SUPPLIED ENTRIES Start Marker
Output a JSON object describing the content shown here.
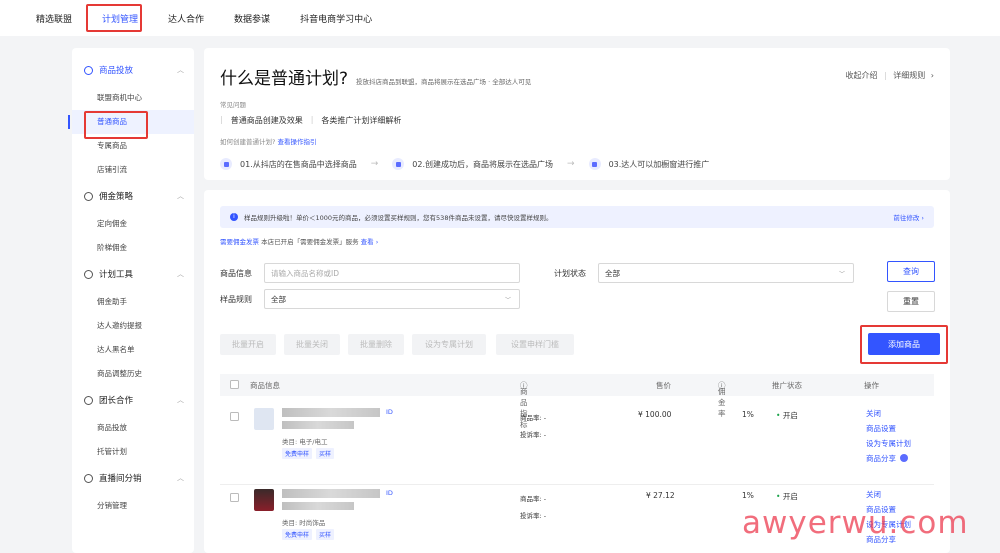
{
  "topnav": {
    "items": [
      "精选联盟",
      "计划管理",
      "达人合作",
      "数据参谋",
      "抖音电商学习中心"
    ]
  },
  "sidebar": {
    "groups": [
      {
        "title": "商品投放",
        "items": [
          "联盟商机中心",
          "普通商品",
          "专属商品",
          "店铺引流"
        ]
      },
      {
        "title": "佣金策略",
        "items": [
          "定向佣金",
          "阶梯佣金"
        ]
      },
      {
        "title": "计划工具",
        "items": [
          "佣金助手",
          "达人邀约提报",
          "达人黑名单",
          "商品调整历史"
        ]
      },
      {
        "title": "团长合作",
        "items": [
          "商品投放",
          "托管计划"
        ]
      },
      {
        "title": "直播间分销",
        "items": [
          "分销管理"
        ]
      }
    ]
  },
  "intro": {
    "title": "什么是普通计划?",
    "subtitle": "投放抖店商品到联盟，商品将展示在选品广场 · 全部达人可见",
    "collapse": "收起介绍",
    "detail": "详细规则",
    "faq_label": "常见问题",
    "faq_link1": "普通商品创建及效果",
    "faq_link2": "各类推广计划详细解析",
    "how_text": "如何创建普通计划?",
    "how_link": "查看操作指引",
    "steps": [
      "01.从抖店的在售商品中选择商品",
      "02.创建成功后，商品将展示在选品广场",
      "03.达人可以加橱窗进行推广"
    ]
  },
  "notice": {
    "text": "样品规则升级啦！单价＜1000元的商品，必须设置买样规则，您有538件商品未设置，请尽快设置样规则。",
    "action": "前往修改"
  },
  "subnote": {
    "badge": "需要佣金发票",
    "text": "本店已开启「需要佣金发票」服务",
    "link": "查看"
  },
  "filters": {
    "product_label": "商品信息",
    "product_placeholder": "请输入商品名称或ID",
    "status_label": "计划状态",
    "status_value": "全部",
    "sample_label": "样品规则",
    "sample_value": "全部",
    "query": "查询",
    "reset": "重置"
  },
  "batch": {
    "buttons": [
      "批量开启",
      "批量关闭",
      "批量删除",
      "设为专属计划",
      "设置申样门槛"
    ],
    "add": "添加商品"
  },
  "table": {
    "headers": [
      "商品信息",
      "商品指标",
      "售价",
      "佣金率",
      "推广状态",
      "操作"
    ],
    "rows": [
      {
        "category": "类目: 电子/电工",
        "tags": [
          "免费申样",
          "买样"
        ],
        "metric1": "商品率: -",
        "metric2": "投诉率: -",
        "price": "¥ 100.00",
        "rate": "1%",
        "status": "开启",
        "ops": [
          "关闭",
          "商品设置",
          "设为专属计划",
          "商品分享"
        ]
      },
      {
        "category": "类目: 时尚饰品",
        "tags": [
          "免费申样",
          "买样"
        ],
        "metric1": "商品率: -",
        "metric2": "投诉率: -",
        "price": "¥ 27.12",
        "rate": "1%",
        "status": "开启",
        "ops": [
          "关闭",
          "商品设置",
          "设为专属计划",
          "商品分享"
        ]
      }
    ]
  },
  "watermark": "awyerwu.com",
  "colors": {
    "accent": "#3355ff",
    "highlight": "#e53935"
  }
}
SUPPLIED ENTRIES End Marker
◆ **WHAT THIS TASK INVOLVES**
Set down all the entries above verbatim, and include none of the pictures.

◆ **FINAL ANSWER**
Output a JSON object describing the content shown here.
{
  "topnav": {
    "items": [
      "精选联盟",
      "计划管理",
      "达人合作",
      "数据参谋",
      "抖音电商学习中心"
    ]
  },
  "sidebar": {
    "groups": [
      {
        "title": "商品投放",
        "items": [
          "联盟商机中心",
          "普通商品",
          "专属商品",
          "店铺引流"
        ]
      },
      {
        "title": "佣金策略",
        "items": [
          "定向佣金",
          "阶梯佣金"
        ]
      },
      {
        "title": "计划工具",
        "items": [
          "佣金助手",
          "达人邀约提报",
          "达人黑名单",
          "商品调整历史"
        ]
      },
      {
        "title": "团长合作",
        "items": [
          "商品投放",
          "托管计划"
        ]
      },
      {
        "title": "直播间分销",
        "items": [
          "分销管理"
        ]
      }
    ]
  },
  "intro": {
    "title": "什么是普通计划?",
    "subtitle": "投放抖店商品到联盟，商品将展示在选品广场 · 全部达人可见",
    "collapse": "收起介绍",
    "detail": "详细规则",
    "faq_label": "常见问题",
    "faq_link1": "普通商品创建及效果",
    "faq_link2": "各类推广计划详细解析",
    "how_text": "如何创建普通计划?",
    "how_link": "查看操作指引",
    "steps": [
      "01.从抖店的在售商品中选择商品",
      "02.创建成功后，商品将展示在选品广场",
      "03.达人可以加橱窗进行推广"
    ]
  },
  "notice": {
    "text": "样品规则升级啦！单价＜1000元的商品，必须设置买样规则，您有538件商品未设置，请尽快设置样规则。",
    "action": "前往修改"
  },
  "subnote": {
    "badge": "需要佣金发票",
    "text": "本店已开启「需要佣金发票」服务",
    "link": "查看"
  },
  "filters": {
    "product_label": "商品信息",
    "product_placeholder": "请输入商品名称或ID",
    "status_label": "计划状态",
    "status_value": "全部",
    "sample_label": "样品规则",
    "sample_value": "全部",
    "query": "查询",
    "reset": "重置"
  },
  "batch": {
    "buttons": [
      "批量开启",
      "批量关闭",
      "批量删除",
      "设为专属计划",
      "设置申样门槛"
    ],
    "add": "添加商品"
  },
  "table": {
    "headers": [
      "商品信息",
      "商品指标",
      "售价",
      "佣金率",
      "推广状态",
      "操作"
    ],
    "rows": [
      {
        "category": "类目: 电子/电工",
        "tags": [
          "免费申样",
          "买样"
        ],
        "metric1": "商品率: -",
        "metric2": "投诉率: -",
        "price": "¥ 100.00",
        "rate": "1%",
        "status": "开启",
        "ops": [
          "关闭",
          "商品设置",
          "设为专属计划",
          "商品分享"
        ]
      },
      {
        "category": "类目: 时尚饰品",
        "tags": [
          "免费申样",
          "买样"
        ],
        "metric1": "商品率: -",
        "metric2": "投诉率: -",
        "price": "¥ 27.12",
        "rate": "1%",
        "status": "开启",
        "ops": [
          "关闭",
          "商品设置",
          "设为专属计划",
          "商品分享"
        ]
      }
    ]
  },
  "watermark": "awyerwu.com",
  "colors": {
    "accent": "#3355ff",
    "highlight": "#e53935"
  }
}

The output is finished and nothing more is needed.